Next, you would likely dive into the analysis and modeling. The case description provides you with a couple of good suggestions on what to look at. Nevertheless, it is up to you what you want to investigate in detail and what your final solution looks like. Eventually, you should have a model that detects disruptive events based on sensor data before they happen. But that’s usually not everything. Put yourself in the business’ perspective and understand what they would be interested in on top of predicting events. Here are a couple of ideas and hints of interesting aspects to look into:
Identify anomalies in the sensor values. Do identified anomalies correlate with repair events time-wise? Did strong anomalies result in repairs? Does this let you infer “labels” for anomalies? Could we have predicted these anomalies or repairs (build a model that does so)?
Can we differentiate between kinds of anomalies (e.g. through clustering, investigating particular sensor values…)?
Do sensor values behave similarly across devices or does each device have its own profile? This might tell you whether you can use one model for all devices or if you need to build a model for every single or every cluster of devices.

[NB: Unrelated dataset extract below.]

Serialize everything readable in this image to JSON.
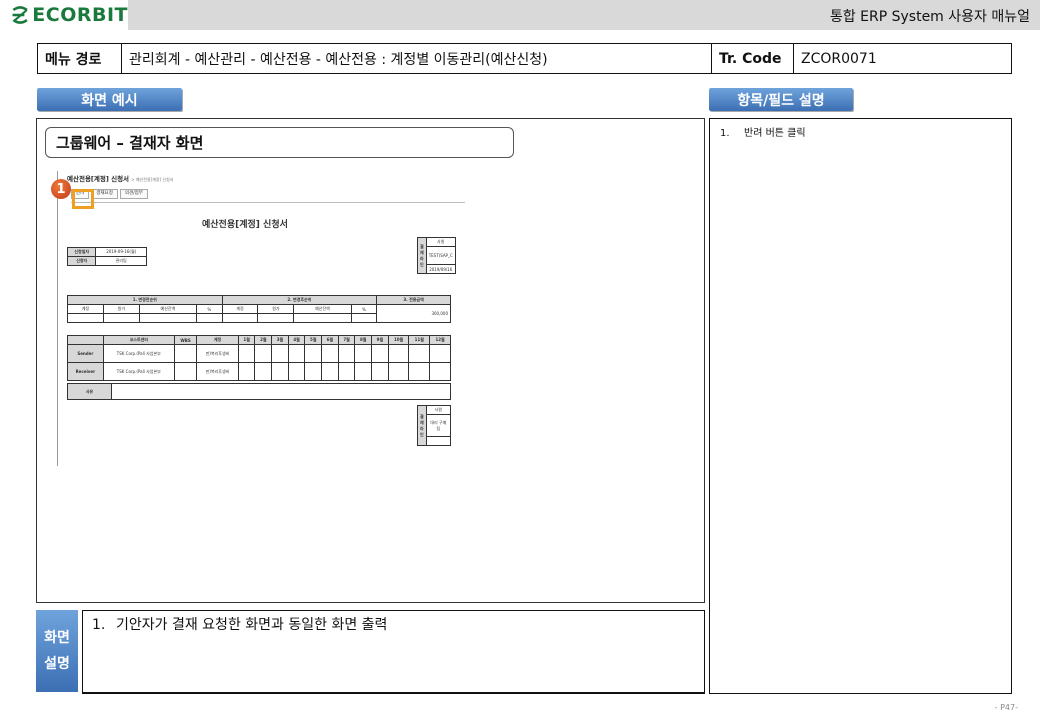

From a methodological/technical perspective, keep in mind that it’s time series data. Therefore, make sure to use appropriate modeling approaches. Furthermore, in case you decide on framing the challenge as an anomaly detection problem, you might want to look into Autoencoders (especially Deep Recurrent/LSTM Autoencoders). However, take your computational resources and the available amount of data into account when choosing a modeling approach (especially when it comes to Deep Learning). No matter what you eventually choose, it is important to show the validity and robustness of your solution. Therefore, it is crucial that you choose the right target metrics and evaluate your approaches following best practices. Similarly, provide evidence or at least solid arguments for every claim you make.
Once your analysis is complete and you have a working model, you need to create the final deliverable. First, create a thorough report where you show what you have done and why, discuss your findings, show model performance and provide recommendations/next steps. Your report should be valuable to the business, hence you should make it fit-for-purpose and not focus on technical details too much (you can always put them in the appendix). Structure it well and have it follow a story. Then, if you still have time, go the extra mile: create some kind of product prototype. This could be a very simple web frontend using e.g. tkinter (Python) that allows a laymen end-user to trigger model predictions.